» **TASK DETAILS**: Line count for "SarveshMankar": tally the lines of the records below that contain it, and give only that number.

◆ ◆ ◆

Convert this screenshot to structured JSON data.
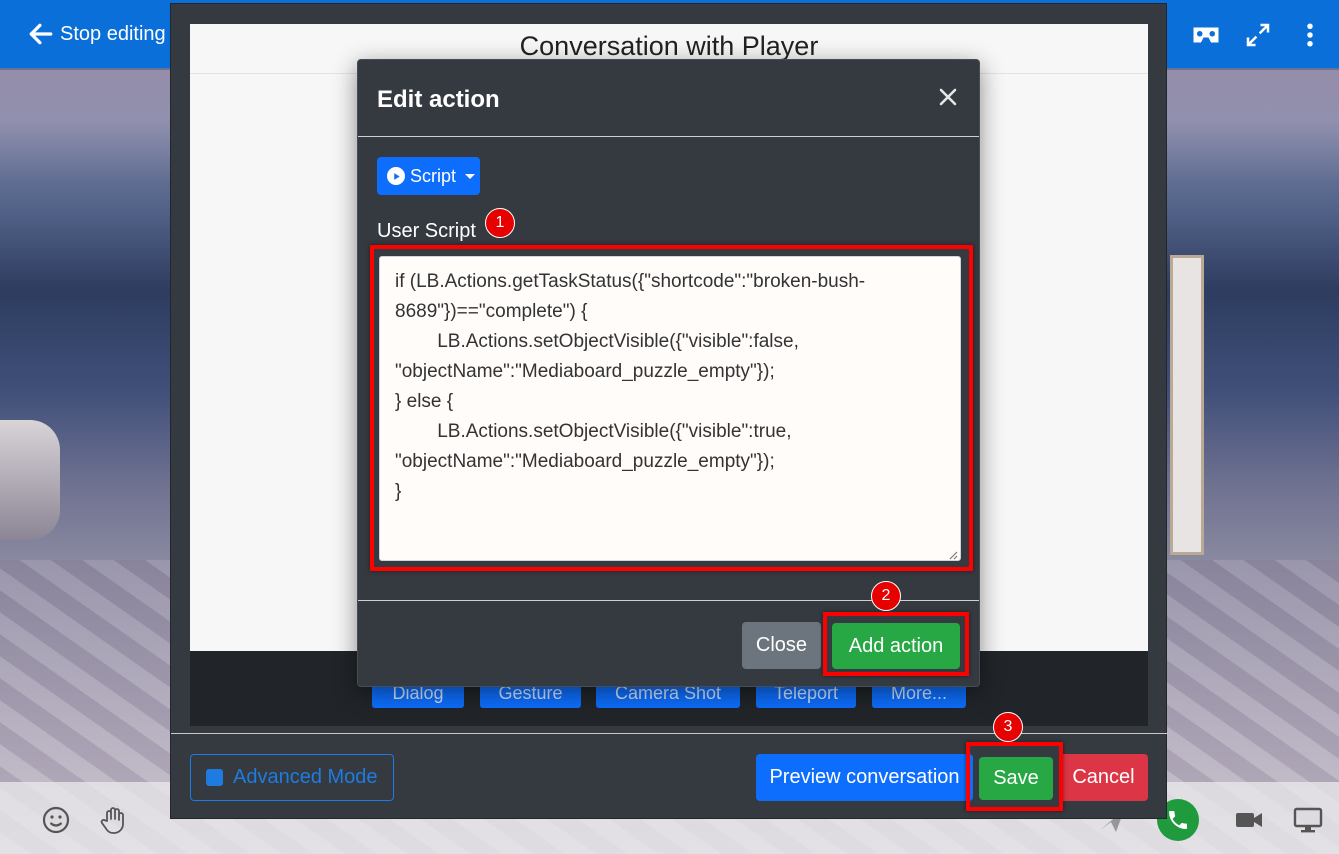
{
  "topbar": {
    "back_label": "Stop editing"
  },
  "outer_dialog": {
    "title": "Conversation with Player",
    "actions": [
      "Dialog",
      "Gesture",
      "Camera Shot",
      "Teleport",
      "More..."
    ],
    "advanced_mode_label": "Advanced Mode",
    "preview_label": "Preview conversation",
    "save_label": "Save",
    "cancel_label": "Cancel"
  },
  "modal": {
    "title": "Edit action",
    "type_button_label": "Script",
    "field_label": "User Script",
    "script_value": "if (LB.Actions.getTaskStatus({\"shortcode\":\"broken-bush-8689\"})==\"complete\") {\n        LB.Actions.setObjectVisible({\"visible\":false,\n\"objectName\":\"Mediaboard_puzzle_empty\"});\n} else {\n        LB.Actions.setObjectVisible({\"visible\":true,\n\"objectName\":\"Mediaboard_puzzle_empty\"});\n}",
    "close_label": "Close",
    "add_label": "Add action"
  },
  "annotations": [
    "1",
    "2",
    "3"
  ],
  "colors": {
    "primary": "#0d6efd",
    "success": "#28a745",
    "danger": "#dc3545",
    "secondary": "#6c757d",
    "highlight": "#ff0000",
    "modal_bg": "#343a40"
  }
}
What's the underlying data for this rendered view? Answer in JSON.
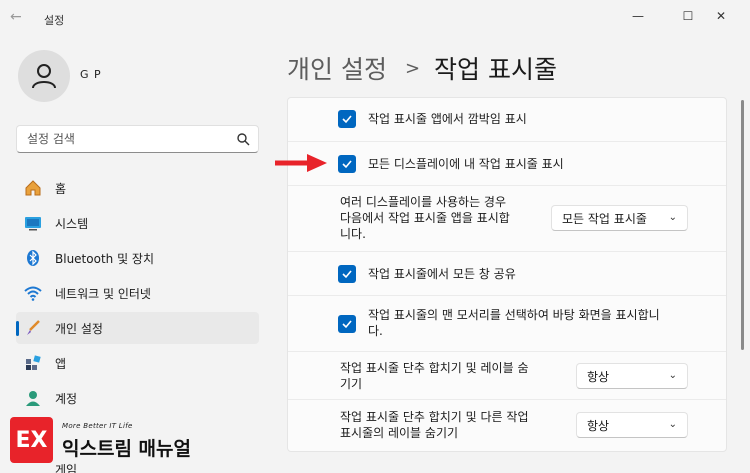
{
  "window": {
    "title": "설정",
    "back": "←",
    "minimize": "—",
    "maximize": "☐",
    "close": "✕"
  },
  "profile": {
    "name": "G P"
  },
  "search": {
    "placeholder": "설정 검색"
  },
  "nav": {
    "items": [
      {
        "label": "홈",
        "icon": "home-icon"
      },
      {
        "label": "시스템",
        "icon": "system-icon"
      },
      {
        "label": "Bluetooth 및 장치",
        "icon": "bluetooth-icon"
      },
      {
        "label": "네트워크 및 인터넷",
        "icon": "wifi-icon"
      },
      {
        "label": "개인 설정",
        "icon": "brush-icon",
        "selected": true
      },
      {
        "label": "앱",
        "icon": "apps-icon"
      },
      {
        "label": "계정",
        "icon": "account-icon"
      }
    ],
    "partial_item": "게임"
  },
  "breadcrumb": {
    "parent": "개인 설정",
    "separator": ">",
    "current": "작업 표시줄"
  },
  "settings": {
    "flash_apps": {
      "label": "작업 표시줄 앱에서 깜박임 표시",
      "checked": true
    },
    "all_displays": {
      "label": "모든 디스플레이에 내 작업 표시줄 표시",
      "checked": true
    },
    "multi_display": {
      "label_line1": "여러 디스플레이를 사용하는 경우",
      "label_line2": "다음에서 작업 표시줄 앱을 표시합",
      "label_line3": "니다.",
      "value": "모든 작업 표시줄"
    },
    "share_windows": {
      "label": "작업 표시줄에서 모든 창 공유",
      "checked": true
    },
    "corner_desktop": {
      "label_line1": "작업 표시줄의 맨 모서리를 선택하여 바탕 화면을 표시합니",
      "label_line2": "다.",
      "checked": true
    },
    "combine_main": {
      "label_line1": "작업 표시줄 단추 합치기 및 레이블 숨",
      "label_line2": "기기",
      "value": "항상"
    },
    "combine_other": {
      "label_line1": "작업 표시줄 단추 합치기 및 다른 작업",
      "label_line2": "표시줄의 레이블 숨기기",
      "value": "항상"
    }
  },
  "watermark": {
    "badge": "EX",
    "tagline": "More Better IT Life",
    "name": "익스트림 매뉴얼"
  },
  "colors": {
    "accent": "#0067c0",
    "arrow": "#e8232a"
  }
}
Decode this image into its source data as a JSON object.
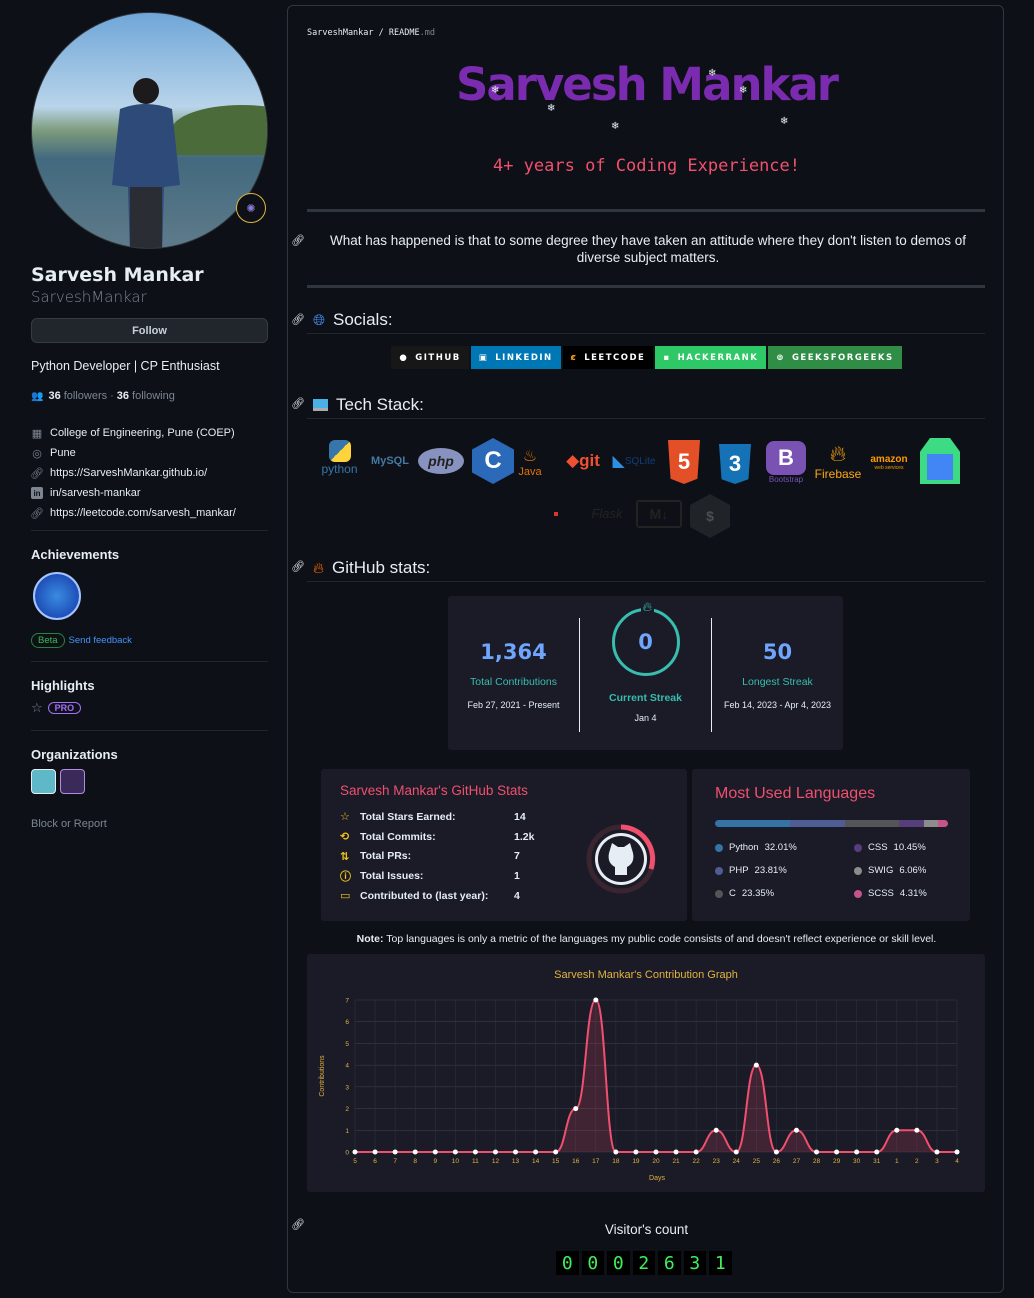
{
  "profile": {
    "full_name": "Sarvesh Mankar",
    "username": "SarveshMankar",
    "follow_label": "Follow",
    "bio": "Python Developer | CP Enthusiast",
    "followers_count": "36",
    "followers_label": "followers",
    "following_count": "36",
    "following_label": "following",
    "details": [
      {
        "icon": "organization-icon",
        "text": "College of Engineering, Pune (COEP)"
      },
      {
        "icon": "location-icon",
        "text": "Pune"
      },
      {
        "icon": "link-icon",
        "text": "https://SarveshMankar.github.io/"
      },
      {
        "icon": "linkedin-icon",
        "text": "in/sarvesh-mankar"
      },
      {
        "icon": "link-icon",
        "text": "https://leetcode.com/sarvesh_mankar/"
      }
    ],
    "achievements_title": "Achievements",
    "beta_label": "Beta",
    "feedback_label": "Send feedback",
    "highlights_title": "Highlights",
    "pro_label": "PRO",
    "organizations_title": "Organizations",
    "block_label": "Block or Report"
  },
  "readme": {
    "breadcrumb_user": "SarveshMankar",
    "breadcrumb_sep": "/",
    "breadcrumb_file": "README",
    "breadcrumb_ext": ".md",
    "title": "Sarvesh Mankar",
    "typed_text": "4+ years of Coding Experience!",
    "quote": "What has happened is that to some degree they have taken an attitude where they don't listen to demos of diverse subject matters.",
    "socials_heading": "Socials:",
    "socials": [
      {
        "label": "GITHUB",
        "color": "#181717"
      },
      {
        "label": "LINKEDIN",
        "color": "#0077b5"
      },
      {
        "label": "LEETCODE",
        "color": "#000000"
      },
      {
        "label": "HACKERRANK",
        "color": "#2ec866"
      },
      {
        "label": "GEEKSFORGEEKS",
        "color": "#2f8d46"
      }
    ],
    "tech_heading": "Tech Stack:",
    "tech": {
      "python": "python",
      "mysql": "MySQL",
      "php": "php",
      "c": "C",
      "java": "Java",
      "git": "git",
      "sqlite": "SQLite",
      "html5": "5",
      "css3": "3",
      "bootstrap": "Bootstrap",
      "bootstrap_letter": "B",
      "firebase": "Firebase",
      "aws": "amazon",
      "aws_sub": "web services",
      "flask": "Flask",
      "markdown": "M↓"
    },
    "stats_heading": "GitHub stats:",
    "visitor_heading": "Visitor's count",
    "visitor_digits": [
      "0",
      "0",
      "0",
      "2",
      "6",
      "3",
      "1"
    ],
    "note_bold": "Note:",
    "note_text": " Top languages is only a metric of the languages my public code consists of and doesn't reflect experience or skill level."
  },
  "streak": {
    "total": "1,364",
    "total_label": "Total Contributions",
    "total_range": "Feb 27, 2021 - Present",
    "current": "0",
    "current_label": "Current Streak",
    "current_range": "Jan 4",
    "longest": "50",
    "longest_label": "Longest Streak",
    "longest_range": "Feb 14, 2023 - Apr 4, 2023"
  },
  "stats": {
    "title": "Sarvesh Mankar's GitHub Stats",
    "rows": [
      {
        "icon": "star-icon",
        "glyph": "☆",
        "label": "Total Stars Earned:",
        "value": "14"
      },
      {
        "icon": "history-icon",
        "glyph": "⟲",
        "label": "Total Commits:",
        "value": "1.2k"
      },
      {
        "icon": "pull-request-icon",
        "glyph": "⇅",
        "label": "Total PRs:",
        "value": "7"
      },
      {
        "icon": "issue-icon",
        "glyph": "ⓘ",
        "label": "Total Issues:",
        "value": "1"
      },
      {
        "icon": "repo-icon",
        "glyph": "▭",
        "label": "Contributed to (last year):",
        "value": "4"
      }
    ]
  },
  "languages": {
    "title": "Most Used Languages",
    "items": [
      {
        "name": "Python",
        "pct": "32.01%",
        "value": 32.01,
        "color": "#3572A5"
      },
      {
        "name": "PHP",
        "pct": "23.81%",
        "value": 23.81,
        "color": "#4F5D95"
      },
      {
        "name": "C",
        "pct": "23.35%",
        "value": 23.35,
        "color": "#555555"
      },
      {
        "name": "CSS",
        "pct": "10.45%",
        "value": 10.45,
        "color": "#563d7c"
      },
      {
        "name": "SWIG",
        "pct": "6.06%",
        "value": 6.06,
        "color": "#8c8c8c"
      },
      {
        "name": "SCSS",
        "pct": "4.31%",
        "value": 4.31,
        "color": "#c6538c"
      }
    ]
  },
  "chart_data": {
    "type": "line",
    "title": "Sarvesh Mankar's Contribution Graph",
    "xlabel": "Days",
    "ylabel": "Contributions",
    "x": [
      "5",
      "6",
      "7",
      "8",
      "9",
      "10",
      "11",
      "12",
      "13",
      "14",
      "15",
      "16",
      "17",
      "18",
      "19",
      "20",
      "21",
      "22",
      "23",
      "24",
      "25",
      "26",
      "27",
      "28",
      "29",
      "30",
      "31",
      "1",
      "2",
      "3",
      "4"
    ],
    "values": [
      0,
      0,
      0,
      0,
      0,
      0,
      0,
      0,
      0,
      0,
      0,
      2,
      7,
      0,
      0,
      0,
      0,
      0,
      1,
      0,
      4,
      0,
      1,
      0,
      0,
      0,
      0,
      1,
      1,
      0,
      0
    ],
    "yticks": [
      0,
      1,
      2,
      3,
      4,
      5,
      6,
      7
    ],
    "ylim": [
      0,
      7
    ],
    "grid": true,
    "line_color": "#f0506e",
    "title_color": "#e3b341"
  }
}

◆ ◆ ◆

» **WRITTEN RESPONSE**: 3